- [TASK TO COMPLETE]
In the data below, which lines hold "this"? Copy every one.
'''
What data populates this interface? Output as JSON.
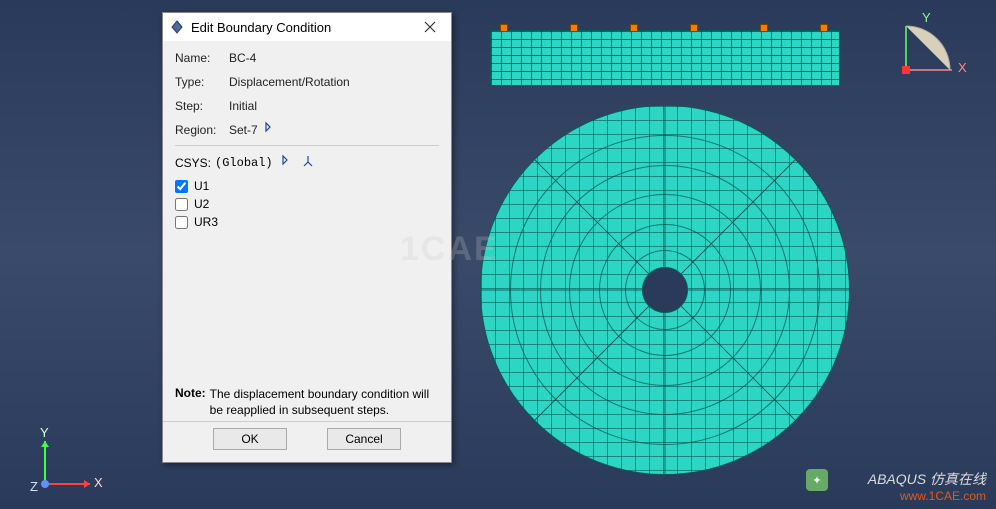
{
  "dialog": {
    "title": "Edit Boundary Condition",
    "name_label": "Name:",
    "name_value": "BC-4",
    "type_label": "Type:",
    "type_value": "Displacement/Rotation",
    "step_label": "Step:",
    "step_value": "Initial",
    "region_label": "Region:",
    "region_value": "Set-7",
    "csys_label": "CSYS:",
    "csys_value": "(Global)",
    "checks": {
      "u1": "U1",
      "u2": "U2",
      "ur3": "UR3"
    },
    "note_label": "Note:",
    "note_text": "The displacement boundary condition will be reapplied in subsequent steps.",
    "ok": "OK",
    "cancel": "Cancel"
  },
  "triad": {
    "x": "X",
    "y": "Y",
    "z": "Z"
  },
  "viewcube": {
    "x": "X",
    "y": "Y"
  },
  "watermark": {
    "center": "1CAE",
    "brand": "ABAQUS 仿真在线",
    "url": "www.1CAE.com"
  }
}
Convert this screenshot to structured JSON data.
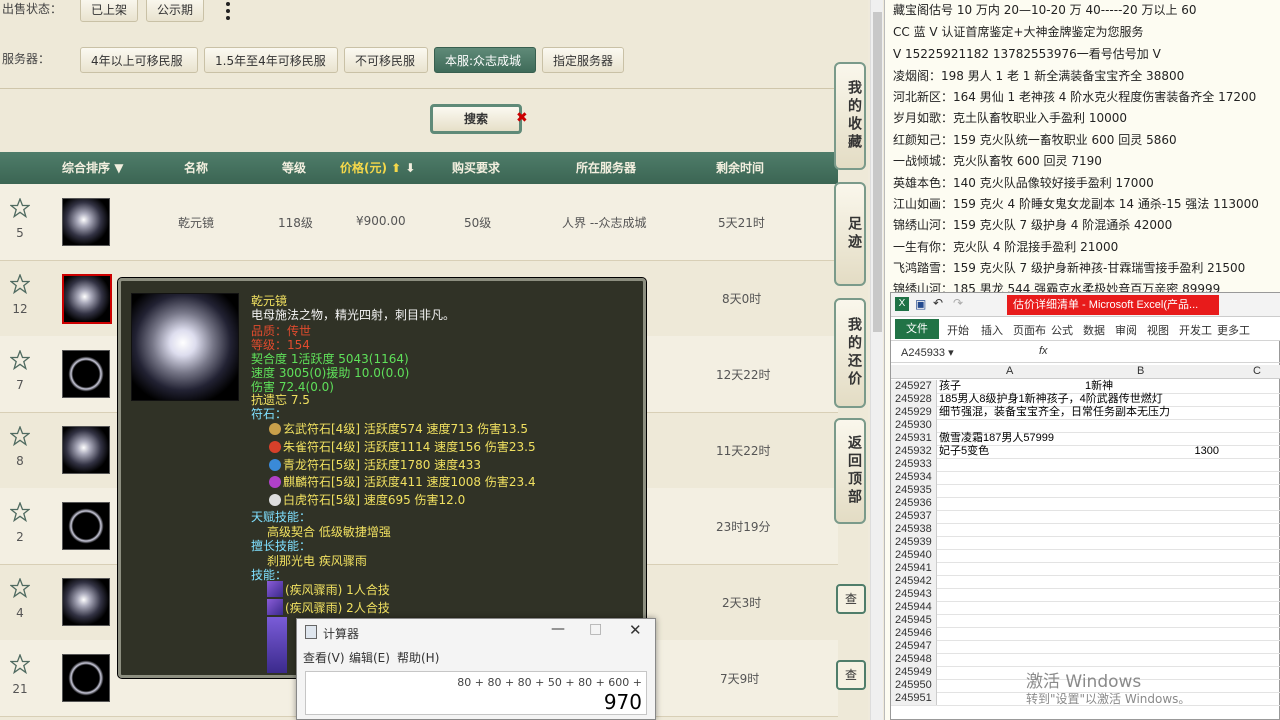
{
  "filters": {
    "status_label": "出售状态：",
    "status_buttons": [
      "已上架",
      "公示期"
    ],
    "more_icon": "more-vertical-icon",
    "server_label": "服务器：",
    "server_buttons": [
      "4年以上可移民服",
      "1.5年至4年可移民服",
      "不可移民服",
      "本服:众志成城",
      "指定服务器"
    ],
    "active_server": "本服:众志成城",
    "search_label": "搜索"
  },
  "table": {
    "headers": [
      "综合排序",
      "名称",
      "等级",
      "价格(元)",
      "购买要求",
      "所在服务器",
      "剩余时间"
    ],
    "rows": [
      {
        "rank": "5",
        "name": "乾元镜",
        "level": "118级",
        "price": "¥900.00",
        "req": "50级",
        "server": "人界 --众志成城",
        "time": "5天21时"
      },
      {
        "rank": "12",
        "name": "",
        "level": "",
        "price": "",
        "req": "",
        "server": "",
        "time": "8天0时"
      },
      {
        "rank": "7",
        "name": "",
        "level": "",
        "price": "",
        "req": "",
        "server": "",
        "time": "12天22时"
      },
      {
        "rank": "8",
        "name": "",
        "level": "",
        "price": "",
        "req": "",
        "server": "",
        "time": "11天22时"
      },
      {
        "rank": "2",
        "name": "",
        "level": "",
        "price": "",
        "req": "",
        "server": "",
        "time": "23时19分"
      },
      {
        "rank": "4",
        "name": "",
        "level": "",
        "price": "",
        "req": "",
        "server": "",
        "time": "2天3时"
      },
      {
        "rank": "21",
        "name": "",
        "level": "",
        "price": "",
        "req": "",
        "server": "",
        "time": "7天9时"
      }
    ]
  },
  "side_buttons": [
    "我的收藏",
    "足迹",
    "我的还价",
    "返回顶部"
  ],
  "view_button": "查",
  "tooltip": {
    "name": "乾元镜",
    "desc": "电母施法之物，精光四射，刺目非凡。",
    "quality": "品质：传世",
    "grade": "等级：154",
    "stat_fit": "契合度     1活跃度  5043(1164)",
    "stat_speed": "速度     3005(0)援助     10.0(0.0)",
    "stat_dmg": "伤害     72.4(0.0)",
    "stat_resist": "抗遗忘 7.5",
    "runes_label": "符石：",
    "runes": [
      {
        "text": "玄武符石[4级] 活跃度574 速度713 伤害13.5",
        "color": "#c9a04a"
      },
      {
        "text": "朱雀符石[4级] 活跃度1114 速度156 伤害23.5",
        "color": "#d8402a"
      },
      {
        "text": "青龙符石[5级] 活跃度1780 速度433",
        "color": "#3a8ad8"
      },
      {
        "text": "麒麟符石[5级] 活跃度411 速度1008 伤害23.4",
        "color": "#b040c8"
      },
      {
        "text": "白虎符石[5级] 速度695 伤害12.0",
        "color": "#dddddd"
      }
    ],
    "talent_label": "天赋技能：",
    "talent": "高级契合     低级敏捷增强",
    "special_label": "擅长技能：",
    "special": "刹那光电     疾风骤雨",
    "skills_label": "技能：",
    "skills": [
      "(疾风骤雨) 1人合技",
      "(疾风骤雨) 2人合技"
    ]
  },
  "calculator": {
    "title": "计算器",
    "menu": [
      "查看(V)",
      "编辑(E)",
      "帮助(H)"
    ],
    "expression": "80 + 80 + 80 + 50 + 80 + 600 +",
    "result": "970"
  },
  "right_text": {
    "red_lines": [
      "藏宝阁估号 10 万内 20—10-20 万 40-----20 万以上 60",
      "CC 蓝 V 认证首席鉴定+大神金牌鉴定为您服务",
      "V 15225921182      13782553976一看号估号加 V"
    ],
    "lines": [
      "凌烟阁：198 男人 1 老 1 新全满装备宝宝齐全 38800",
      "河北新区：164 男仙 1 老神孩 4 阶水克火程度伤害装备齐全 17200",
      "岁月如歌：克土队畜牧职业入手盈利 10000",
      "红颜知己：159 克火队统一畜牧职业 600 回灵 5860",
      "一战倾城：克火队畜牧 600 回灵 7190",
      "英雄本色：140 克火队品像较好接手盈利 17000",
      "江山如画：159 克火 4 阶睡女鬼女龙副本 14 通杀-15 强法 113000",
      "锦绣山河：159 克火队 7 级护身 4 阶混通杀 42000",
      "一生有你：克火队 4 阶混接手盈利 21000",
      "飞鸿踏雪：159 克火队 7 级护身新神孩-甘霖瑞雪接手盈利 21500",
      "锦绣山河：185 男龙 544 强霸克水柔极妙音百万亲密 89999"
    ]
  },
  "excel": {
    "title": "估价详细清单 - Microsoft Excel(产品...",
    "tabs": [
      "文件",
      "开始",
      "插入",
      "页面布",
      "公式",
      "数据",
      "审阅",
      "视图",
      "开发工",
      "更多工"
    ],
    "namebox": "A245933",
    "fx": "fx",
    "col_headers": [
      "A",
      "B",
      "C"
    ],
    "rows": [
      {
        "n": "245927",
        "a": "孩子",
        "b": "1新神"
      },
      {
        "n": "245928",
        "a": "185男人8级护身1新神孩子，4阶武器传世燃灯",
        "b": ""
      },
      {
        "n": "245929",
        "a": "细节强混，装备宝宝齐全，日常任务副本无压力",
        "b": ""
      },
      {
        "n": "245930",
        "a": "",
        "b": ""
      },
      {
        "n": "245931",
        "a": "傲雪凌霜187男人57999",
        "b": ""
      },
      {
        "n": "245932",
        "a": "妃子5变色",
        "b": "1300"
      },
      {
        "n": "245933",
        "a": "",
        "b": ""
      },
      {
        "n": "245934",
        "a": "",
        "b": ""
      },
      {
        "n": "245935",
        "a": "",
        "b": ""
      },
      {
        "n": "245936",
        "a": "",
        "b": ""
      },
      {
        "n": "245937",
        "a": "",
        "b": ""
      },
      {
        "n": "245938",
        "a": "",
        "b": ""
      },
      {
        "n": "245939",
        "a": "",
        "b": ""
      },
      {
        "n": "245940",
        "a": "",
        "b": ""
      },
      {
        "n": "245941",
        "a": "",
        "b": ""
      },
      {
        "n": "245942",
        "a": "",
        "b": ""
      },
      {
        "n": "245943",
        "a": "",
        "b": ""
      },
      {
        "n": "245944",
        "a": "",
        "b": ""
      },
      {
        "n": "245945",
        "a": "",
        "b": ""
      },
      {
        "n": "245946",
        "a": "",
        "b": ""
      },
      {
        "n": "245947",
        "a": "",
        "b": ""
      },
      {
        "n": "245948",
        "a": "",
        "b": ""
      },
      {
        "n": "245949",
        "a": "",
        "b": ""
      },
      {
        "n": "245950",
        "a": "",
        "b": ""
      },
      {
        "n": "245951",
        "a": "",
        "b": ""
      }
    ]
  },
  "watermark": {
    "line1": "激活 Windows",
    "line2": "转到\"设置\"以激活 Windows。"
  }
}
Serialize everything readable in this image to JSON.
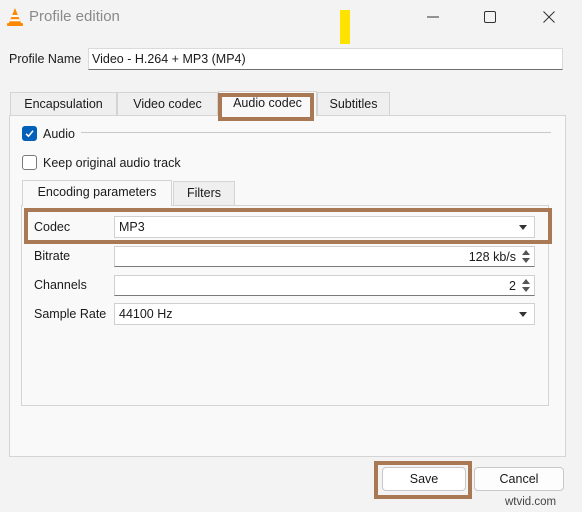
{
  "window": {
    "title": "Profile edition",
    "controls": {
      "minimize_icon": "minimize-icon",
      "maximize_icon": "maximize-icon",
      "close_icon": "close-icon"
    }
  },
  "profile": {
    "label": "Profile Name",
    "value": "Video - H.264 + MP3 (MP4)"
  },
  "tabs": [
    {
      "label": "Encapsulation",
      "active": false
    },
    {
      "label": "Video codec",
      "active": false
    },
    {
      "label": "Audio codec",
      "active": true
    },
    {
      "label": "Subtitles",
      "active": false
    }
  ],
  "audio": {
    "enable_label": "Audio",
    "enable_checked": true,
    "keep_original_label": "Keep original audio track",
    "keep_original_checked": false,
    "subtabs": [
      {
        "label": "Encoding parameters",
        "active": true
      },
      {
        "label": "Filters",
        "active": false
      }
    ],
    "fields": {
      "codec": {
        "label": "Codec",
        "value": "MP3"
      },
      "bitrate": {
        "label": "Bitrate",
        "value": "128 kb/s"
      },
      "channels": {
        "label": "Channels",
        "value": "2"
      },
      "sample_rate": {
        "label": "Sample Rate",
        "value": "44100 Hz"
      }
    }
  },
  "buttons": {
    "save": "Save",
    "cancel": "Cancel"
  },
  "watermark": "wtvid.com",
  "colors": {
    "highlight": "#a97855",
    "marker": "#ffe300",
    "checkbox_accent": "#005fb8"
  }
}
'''
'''
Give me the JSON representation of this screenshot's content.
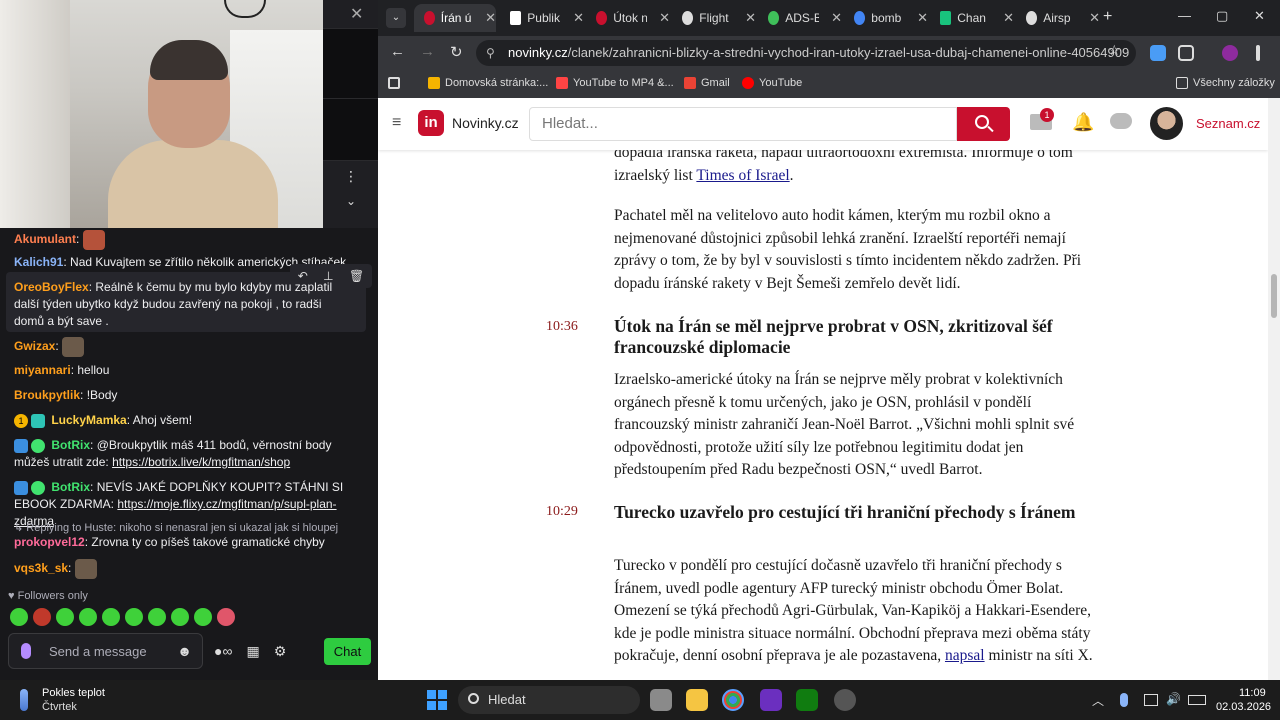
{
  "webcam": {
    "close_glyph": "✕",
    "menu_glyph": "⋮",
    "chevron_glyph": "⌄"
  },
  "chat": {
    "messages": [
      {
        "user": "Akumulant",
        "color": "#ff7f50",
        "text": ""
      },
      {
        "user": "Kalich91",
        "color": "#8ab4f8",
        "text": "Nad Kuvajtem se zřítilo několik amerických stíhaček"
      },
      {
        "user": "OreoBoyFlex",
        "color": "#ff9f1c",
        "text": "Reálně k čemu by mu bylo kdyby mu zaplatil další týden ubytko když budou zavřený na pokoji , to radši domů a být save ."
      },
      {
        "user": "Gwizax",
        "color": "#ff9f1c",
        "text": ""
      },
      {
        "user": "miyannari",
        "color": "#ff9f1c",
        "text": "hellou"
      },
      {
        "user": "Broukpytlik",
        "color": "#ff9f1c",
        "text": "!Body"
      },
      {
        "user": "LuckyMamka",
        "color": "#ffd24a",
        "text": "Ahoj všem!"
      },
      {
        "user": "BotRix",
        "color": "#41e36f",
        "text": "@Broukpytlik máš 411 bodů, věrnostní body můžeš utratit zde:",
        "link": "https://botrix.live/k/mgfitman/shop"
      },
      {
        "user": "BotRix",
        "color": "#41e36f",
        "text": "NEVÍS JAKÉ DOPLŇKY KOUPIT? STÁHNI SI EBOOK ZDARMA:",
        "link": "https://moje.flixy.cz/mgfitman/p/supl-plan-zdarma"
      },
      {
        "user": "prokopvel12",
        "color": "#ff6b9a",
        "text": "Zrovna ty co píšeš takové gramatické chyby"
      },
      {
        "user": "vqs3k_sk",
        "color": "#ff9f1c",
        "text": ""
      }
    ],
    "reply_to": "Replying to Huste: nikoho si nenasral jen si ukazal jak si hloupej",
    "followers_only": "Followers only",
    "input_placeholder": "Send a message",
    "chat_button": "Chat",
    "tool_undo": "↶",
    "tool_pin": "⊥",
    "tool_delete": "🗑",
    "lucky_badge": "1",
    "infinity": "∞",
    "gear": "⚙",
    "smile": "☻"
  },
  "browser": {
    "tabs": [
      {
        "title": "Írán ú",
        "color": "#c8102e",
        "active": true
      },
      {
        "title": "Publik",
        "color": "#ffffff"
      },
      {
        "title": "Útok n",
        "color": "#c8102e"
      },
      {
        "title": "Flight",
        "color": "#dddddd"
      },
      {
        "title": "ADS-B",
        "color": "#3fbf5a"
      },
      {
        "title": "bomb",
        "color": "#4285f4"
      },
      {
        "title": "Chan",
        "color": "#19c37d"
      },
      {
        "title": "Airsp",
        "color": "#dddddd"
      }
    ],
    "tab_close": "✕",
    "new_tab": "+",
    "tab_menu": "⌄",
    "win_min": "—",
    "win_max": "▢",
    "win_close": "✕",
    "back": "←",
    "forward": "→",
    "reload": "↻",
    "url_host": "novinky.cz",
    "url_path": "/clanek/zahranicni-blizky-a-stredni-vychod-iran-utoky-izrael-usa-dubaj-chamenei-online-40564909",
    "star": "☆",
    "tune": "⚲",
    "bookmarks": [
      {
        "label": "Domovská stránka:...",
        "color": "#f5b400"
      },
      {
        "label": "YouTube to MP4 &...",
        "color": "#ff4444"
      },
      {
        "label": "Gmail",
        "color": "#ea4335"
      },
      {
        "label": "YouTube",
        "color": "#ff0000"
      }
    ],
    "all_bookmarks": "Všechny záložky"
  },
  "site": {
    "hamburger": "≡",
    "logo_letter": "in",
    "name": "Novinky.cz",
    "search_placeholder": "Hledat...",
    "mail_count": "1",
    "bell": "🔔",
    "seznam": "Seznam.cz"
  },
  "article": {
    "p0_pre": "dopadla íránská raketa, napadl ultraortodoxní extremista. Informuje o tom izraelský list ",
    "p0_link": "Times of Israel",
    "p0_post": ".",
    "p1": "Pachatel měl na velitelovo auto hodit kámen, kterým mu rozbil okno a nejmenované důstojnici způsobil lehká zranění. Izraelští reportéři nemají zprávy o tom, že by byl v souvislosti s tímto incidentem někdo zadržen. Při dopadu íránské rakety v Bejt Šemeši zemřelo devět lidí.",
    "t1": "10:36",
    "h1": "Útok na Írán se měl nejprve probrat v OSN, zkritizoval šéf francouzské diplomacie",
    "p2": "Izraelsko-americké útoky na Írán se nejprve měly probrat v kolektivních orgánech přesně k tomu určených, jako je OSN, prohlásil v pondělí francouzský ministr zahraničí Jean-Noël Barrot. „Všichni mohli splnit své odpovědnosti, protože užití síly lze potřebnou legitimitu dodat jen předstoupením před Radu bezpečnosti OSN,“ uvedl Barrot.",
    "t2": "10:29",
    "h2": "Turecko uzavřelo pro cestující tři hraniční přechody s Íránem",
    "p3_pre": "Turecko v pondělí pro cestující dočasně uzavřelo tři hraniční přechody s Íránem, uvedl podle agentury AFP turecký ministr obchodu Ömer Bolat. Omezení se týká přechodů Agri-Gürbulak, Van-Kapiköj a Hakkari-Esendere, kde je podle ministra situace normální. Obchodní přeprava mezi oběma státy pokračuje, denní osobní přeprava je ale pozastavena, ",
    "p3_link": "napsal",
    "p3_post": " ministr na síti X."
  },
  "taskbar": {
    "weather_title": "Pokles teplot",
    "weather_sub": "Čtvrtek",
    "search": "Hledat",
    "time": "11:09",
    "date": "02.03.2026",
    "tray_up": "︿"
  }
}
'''
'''
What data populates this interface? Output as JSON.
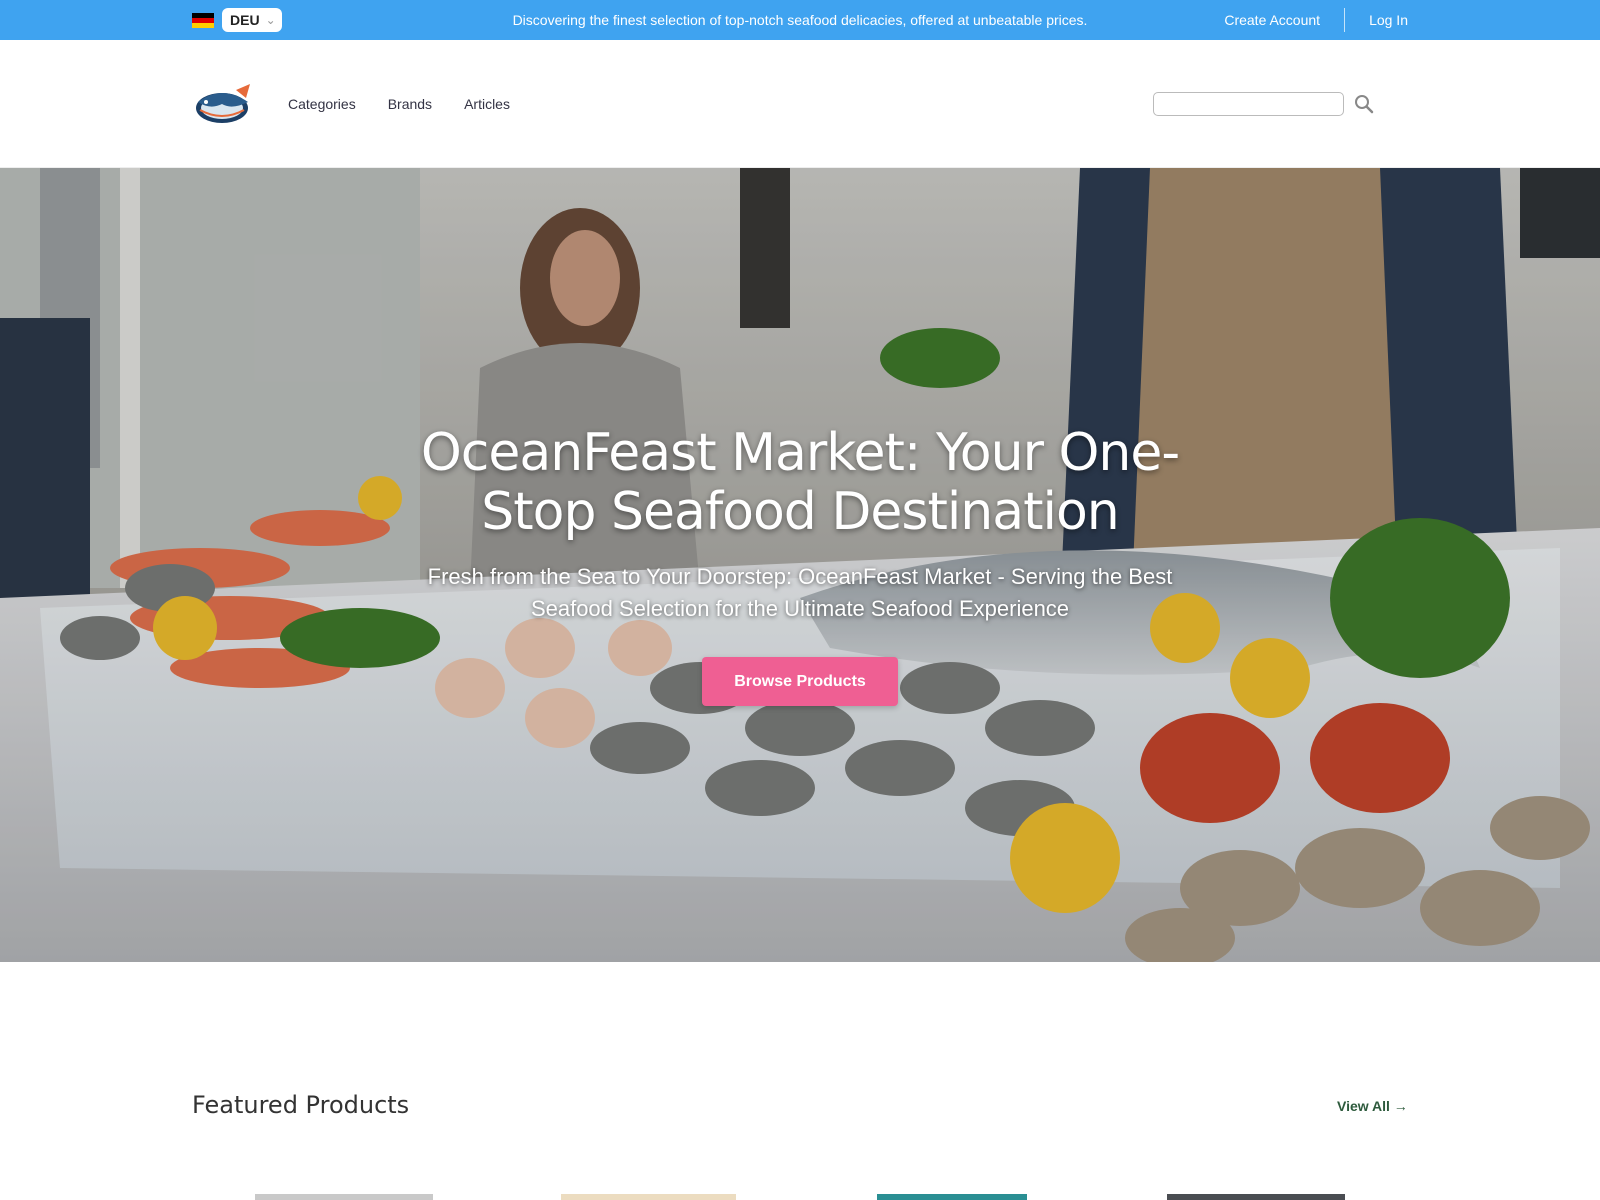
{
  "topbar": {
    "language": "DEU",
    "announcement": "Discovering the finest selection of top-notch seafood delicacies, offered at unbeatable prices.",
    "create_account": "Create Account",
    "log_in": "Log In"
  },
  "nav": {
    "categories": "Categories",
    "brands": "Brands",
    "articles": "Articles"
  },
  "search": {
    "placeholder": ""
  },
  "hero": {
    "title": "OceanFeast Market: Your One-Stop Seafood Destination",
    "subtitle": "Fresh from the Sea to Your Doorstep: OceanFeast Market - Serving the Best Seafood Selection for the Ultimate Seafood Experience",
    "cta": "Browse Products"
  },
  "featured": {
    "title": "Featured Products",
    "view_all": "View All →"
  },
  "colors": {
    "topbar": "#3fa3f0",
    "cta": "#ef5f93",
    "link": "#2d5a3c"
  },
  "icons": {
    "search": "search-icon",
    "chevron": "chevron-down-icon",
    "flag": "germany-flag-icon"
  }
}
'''
- [WRITTEN SOLUTION]
What data populates this interface? Output as JSON.
Convert this screenshot to structured JSON data.
Serialize everything readable in this image to JSON.
Give me the JSON representation of this screenshot's content.
What data populates this interface? Output as JSON.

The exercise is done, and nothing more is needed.